Source information:
^^^^

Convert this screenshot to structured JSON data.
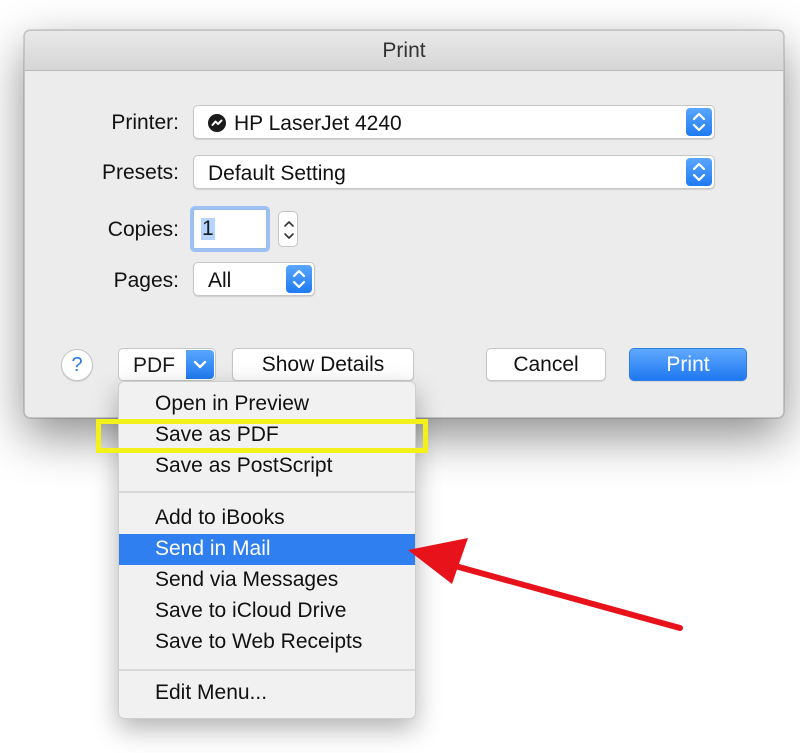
{
  "window": {
    "title": "Print"
  },
  "printer": {
    "label": "Printer:",
    "value": "HP LaserJet 4240"
  },
  "presets": {
    "label": "Presets:",
    "value": "Default Setting"
  },
  "copies": {
    "label": "Copies:",
    "value": "1"
  },
  "pages": {
    "label": "Pages:",
    "value": "All"
  },
  "footer": {
    "help": "?",
    "pdf": "PDF",
    "show_details": "Show Details",
    "cancel": "Cancel",
    "print": "Print"
  },
  "pdf_menu": {
    "groups": [
      [
        "Open in Preview",
        "Save as PDF",
        "Save as PostScript"
      ],
      [
        "Add to iBooks",
        "Send in Mail",
        "Send via Messages",
        "Save to iCloud Drive",
        "Save to Web Receipts"
      ],
      [
        "Edit Menu..."
      ]
    ],
    "selected": "Send in Mail"
  },
  "annotations": {
    "highlight_color": "#f2f21a",
    "arrow_color": "#e8121b"
  },
  "colors": {
    "accent": "#2f7ff1",
    "dialog_bg": "#ececec"
  }
}
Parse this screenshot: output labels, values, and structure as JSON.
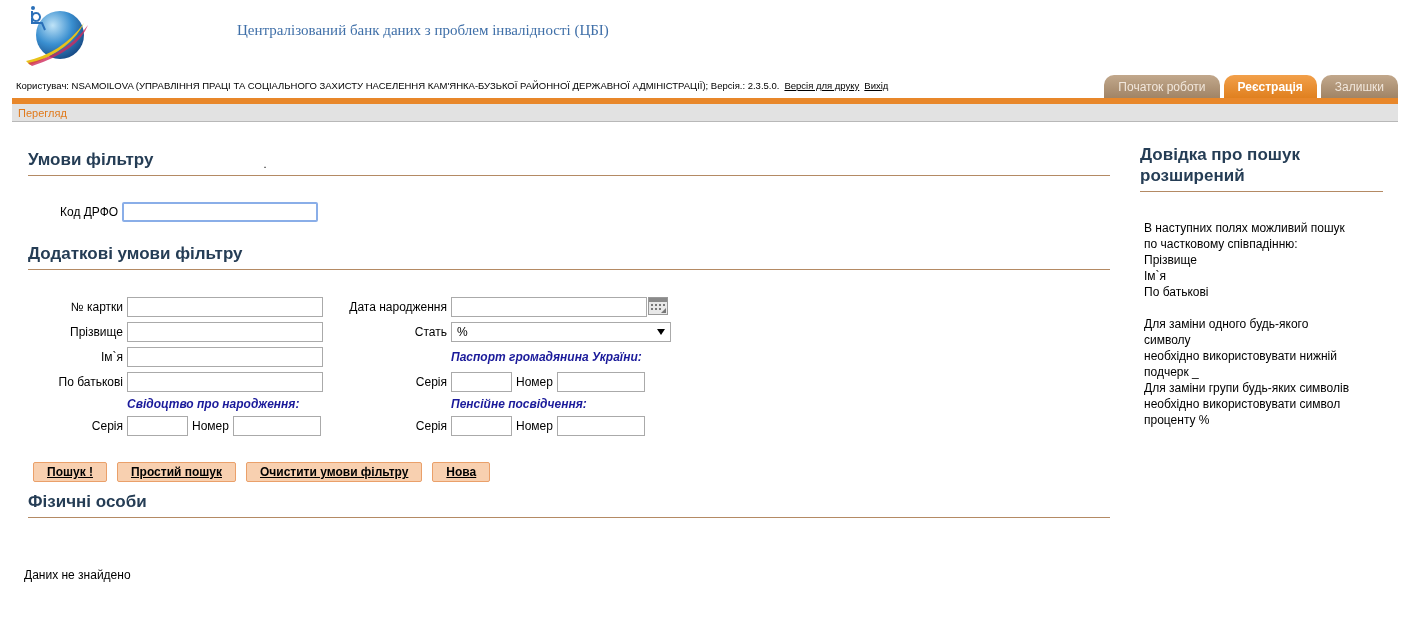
{
  "header": {
    "title": "Централізований банк даних з проблем інвалідності (ЦБІ)",
    "user_info": "Користувач: NSAMOILOVA (УПРАВЛІННЯ ПРАЦІ ТА СОЦІАЛЬНОГО ЗАХИСТУ НАСЕЛЕННЯ КАМ'ЯНКА-БУЗЬКОЇ РАЙОННОЇ ДЕРЖАВНОЇ АДМІНІСТРАЦІЇ); Версія.: 2.3.5.0.",
    "links": [
      "Версія для друку",
      "Вихід"
    ]
  },
  "tabs": [
    {
      "label": "Початок роботи",
      "selected": false
    },
    {
      "label": "Реєстрація",
      "selected": true
    },
    {
      "label": "Залишки",
      "selected": false
    }
  ],
  "subnav": "Перегляд",
  "filter": {
    "heading": "Умови фільтру",
    "mark": ".",
    "code_label": "Код ДРФО",
    "code_focused": true
  },
  "extra": {
    "heading": "Додаткові умови фільтру",
    "card_label": "№ картки",
    "birth_label": "Дата народження",
    "surname_label": "Прізвище",
    "sex_label": "Стать",
    "sex_value": "%",
    "name_label": "Ім`я",
    "passport_heading": "Паспорт громадянина України:",
    "patronymic_label": "По батькові",
    "series_label_1": "Серія",
    "number_label_1": "Номер",
    "birth_cert_heading": "Свідоцтво про народження:",
    "pension_heading": "Пенсійне посвідчення:",
    "series_label_2": "Серія",
    "number_label_2": "Номер",
    "series_label_3": "Серія",
    "number_label_3": "Номер"
  },
  "buttons": [
    "Пошук !",
    "Простий пошук",
    "Очистити умови фільтру",
    "Нова"
  ],
  "results": {
    "heading": "Фізичні особи",
    "empty": "Даних не знайдено"
  },
  "help": {
    "heading": "Довідка про пошук розширений",
    "paragraphs": [
      [
        "В наступних полях можливий пошук",
        "по частковому співпадінню:",
        "Прізвище",
        "Ім`я",
        "По батькові"
      ],
      [
        "Для заміни одного будь-якого",
        "символу",
        "необхідно використовувати нижній",
        "подчерк _",
        "Для заміни групи будь-яких символів",
        "необхідно використовувати символ",
        "проценту %"
      ]
    ]
  }
}
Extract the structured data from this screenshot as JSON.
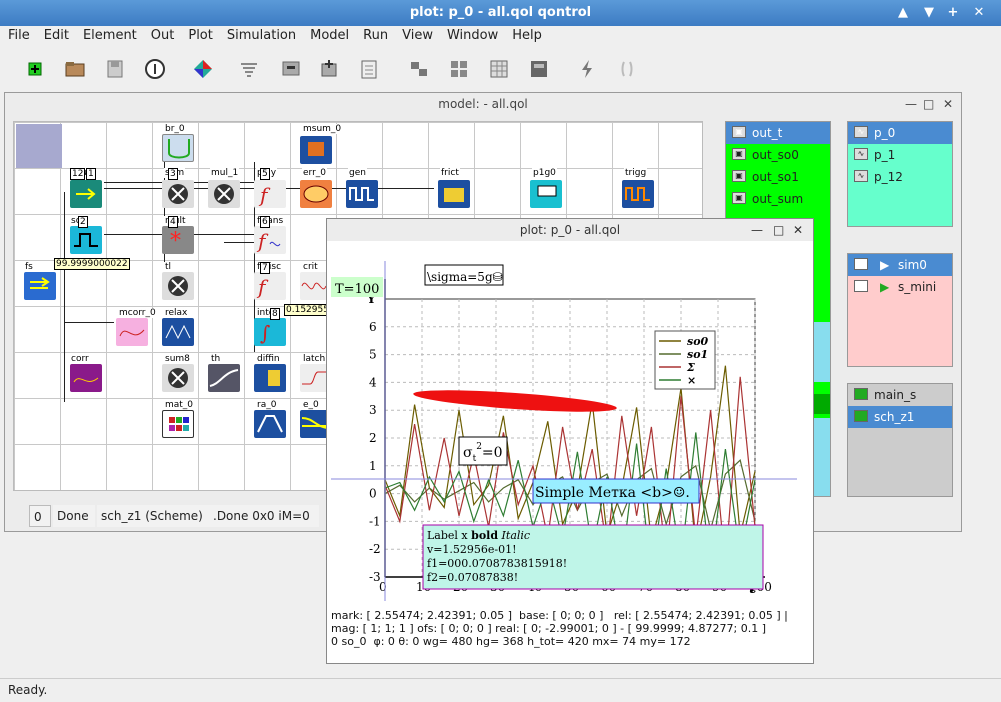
{
  "app": {
    "title": "plot: p_0 - all.qol qontrol",
    "window_buttons": [
      "▲",
      "▼",
      "+",
      "✕"
    ]
  },
  "menu": [
    "File",
    "Edit",
    "Element",
    "Out",
    "Plot",
    "Simulation",
    "Model",
    "Run",
    "View",
    "Window",
    "Help"
  ],
  "toolbar_icons": [
    "new-icon",
    "open-icon",
    "save-icon",
    "info-icon",
    "color-icon",
    "filter-icon",
    "monitor-icon",
    "add-element-icon",
    "properties-icon",
    "link-icon",
    "grid-icon",
    "table-icon",
    "chip-icon",
    "run-icon",
    "pause-icon"
  ],
  "model_window": {
    "title": "model:  - all.qol",
    "status": {
      "num": "0",
      "state": "Done",
      "scheme": "sch_z1 (Scheme)",
      "detail": ".Done 0x0 iM=0"
    },
    "elements": [
      {
        "name": "br_0"
      },
      {
        "name": "msum_0"
      },
      {
        "name": "sou"
      },
      {
        "name": "sum"
      },
      {
        "name": "mul_1"
      },
      {
        "name": "poly"
      },
      {
        "name": "err_0"
      },
      {
        "name": "gen"
      },
      {
        "name": "frict"
      },
      {
        "name": "p1g0"
      },
      {
        "name": "trigg"
      },
      {
        "name": "so1"
      },
      {
        "name": "mult"
      },
      {
        "name": "ftrans"
      },
      {
        "name": "fs"
      },
      {
        "name": "tl"
      },
      {
        "name": "fmisc"
      },
      {
        "name": "crit"
      },
      {
        "name": "mcorr_0"
      },
      {
        "name": "relax"
      },
      {
        "name": "intg"
      },
      {
        "name": "corr"
      },
      {
        "name": "sum8"
      },
      {
        "name": "th"
      },
      {
        "name": "diffin"
      },
      {
        "name": "latch"
      },
      {
        "name": "mat_0"
      },
      {
        "name": "ra_0"
      },
      {
        "name": "e_0"
      }
    ],
    "numbers": [
      "12",
      "1",
      "3",
      "5",
      "2",
      "4",
      "6",
      "7",
      "8"
    ],
    "value_labels": [
      "99.9999000022",
      "0.152955"
    ]
  },
  "outputs": {
    "items": [
      {
        "label": "out_t",
        "selected": true
      },
      {
        "label": "out_so0",
        "selected": false
      },
      {
        "label": "out_so1",
        "selected": false
      },
      {
        "label": "out_sum",
        "selected": false
      }
    ]
  },
  "plots": {
    "items": [
      {
        "label": "p_0",
        "selected": true
      },
      {
        "label": "p_1",
        "selected": false
      },
      {
        "label": "p_12",
        "selected": false
      }
    ]
  },
  "sims": {
    "items": [
      {
        "label": "sim0",
        "selected": true
      },
      {
        "label": "s_mini",
        "selected": false
      }
    ]
  },
  "schemes": {
    "items": [
      {
        "label": "main_s",
        "selected": false
      },
      {
        "label": "sch_z1",
        "selected": true
      }
    ]
  },
  "plot_window": {
    "title": "plot: p_0 - all.qol",
    "labels": {
      "t_label": "T=100",
      "sigma_label": "\\sigma=5g⛁",
      "sigma_formula": "σ",
      "sigma_sub": "t",
      "sigma_rest": "=0",
      "simple_label": "Simple Метка <b>☺.",
      "box_line1_a": "Label x ",
      "box_line1_b": "bold",
      "box_line1_c": "Italic",
      "box_line2": "v=1.52956e-01!",
      "box_line3": "f1=000.0708783815918!",
      "box_line4": "f2=0.07087838!",
      "y_axis": "Y",
      "x_axis": "t"
    },
    "legend": [
      {
        "name": "so0",
        "color": "#6b5c00"
      },
      {
        "name": "so1",
        "color": "#556b2f"
      },
      {
        "name": "Σ",
        "color": "#a33"
      },
      {
        "name": "×",
        "color": "#2e7d32"
      }
    ],
    "info": {
      "line1": "mark: [ 2.55474; 2.42391; 0.05 ]  base: [ 0; 0; 0 ]   rel: [ 2.55474; 2.42391; 0.05 ] |",
      "line2": "mag: [ 1; 1; 1 ] ofs: [ 0; 0; 0 ] real: [ 0; -2.99001; 0 ] - [ 99.9999; 4.87277; 0.1 ]",
      "line3": "0 so_0  φ: 0 θ: 0 wg= 480 hg= 368 h_tot= 420 mx= 74 my= 172"
    }
  },
  "chart_data": {
    "type": "line",
    "title": "",
    "xlabel": "t",
    "ylabel": "Y",
    "xlim": [
      0,
      100
    ],
    "ylim": [
      -3,
      7
    ],
    "xticks": [
      0,
      10,
      20,
      30,
      40,
      50,
      60,
      70,
      80,
      90,
      100
    ],
    "yticks": [
      -3,
      -2,
      -1,
      0,
      1,
      2,
      3,
      4,
      5,
      6
    ],
    "grid": true,
    "legend_position": "top-right",
    "series": [
      {
        "name": "so0",
        "color": "#6b5c00",
        "x": [
          0,
          4,
          8,
          12,
          16,
          20,
          24,
          28,
          32,
          36,
          40,
          44,
          48,
          52,
          56,
          60,
          64,
          68,
          72,
          76,
          80,
          84,
          88,
          92,
          96,
          100
        ],
        "y": [
          0.5,
          -0.8,
          3.2,
          0.2,
          -0.5,
          3.0,
          -0.4,
          0.3,
          2.8,
          -0.9,
          0.4,
          2.6,
          -1.1,
          0.1,
          3.3,
          -1.5,
          0.2,
          3.1,
          -1.7,
          0.3,
          3.8,
          -2.0,
          0.6,
          4.6,
          -1.5,
          0.8
        ]
      },
      {
        "name": "so1",
        "color": "#556b2f",
        "x": [
          0,
          4,
          8,
          12,
          16,
          20,
          24,
          28,
          32,
          36,
          40,
          44,
          48,
          52,
          56,
          60,
          64,
          68,
          72,
          76,
          80,
          84,
          88,
          92,
          96,
          100
        ],
        "y": [
          0.0,
          0.3,
          -0.3,
          0.2,
          -0.2,
          0.1,
          0.4,
          -0.3,
          0.2,
          0.5,
          -0.4,
          0.3,
          0.6,
          -0.6,
          0.4,
          0.7,
          -0.8,
          0.5,
          0.9,
          -1.1,
          0.6,
          1.0,
          -1.3,
          0.7,
          1.2,
          -1.0
        ]
      },
      {
        "name": "Σ",
        "color": "#a33",
        "x": [
          0,
          4,
          8,
          12,
          16,
          20,
          24,
          28,
          32,
          36,
          40,
          44,
          48,
          52,
          56,
          60,
          64,
          68,
          72,
          76,
          80,
          84,
          88,
          92,
          96,
          100
        ],
        "y": [
          0.3,
          -1.0,
          2.5,
          -0.6,
          2.0,
          -0.8,
          1.4,
          -1.2,
          2.2,
          -0.4,
          1.0,
          -1.6,
          2.4,
          -0.6,
          1.6,
          -2.0,
          2.8,
          -0.8,
          2.4,
          -2.4,
          3.5,
          -1.6,
          3.0,
          -2.6,
          4.2,
          -1.2
        ]
      },
      {
        "name": "×",
        "color": "#2e7d32",
        "x": [
          0,
          4,
          8,
          12,
          16,
          20,
          24,
          28,
          32,
          36,
          40,
          44,
          48,
          52,
          56,
          60,
          64,
          68,
          72,
          76,
          80,
          84,
          88,
          92,
          96,
          100
        ],
        "y": [
          0.2,
          0.4,
          -0.6,
          0.6,
          -0.3,
          0.8,
          -1.0,
          0.5,
          -0.8,
          1.2,
          -1.2,
          0.4,
          -1.6,
          1.5,
          -2.0,
          0.6,
          -2.6,
          1.8,
          -2.9,
          0.9,
          -2.4,
          2.2,
          -2.8,
          1.6,
          -2.2,
          0.5
        ]
      }
    ]
  }
}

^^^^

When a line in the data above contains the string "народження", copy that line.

Response to this task:
    "birth_label": "Дата народження",
    "birth_cert_heading": "Свідоцтво про народження:",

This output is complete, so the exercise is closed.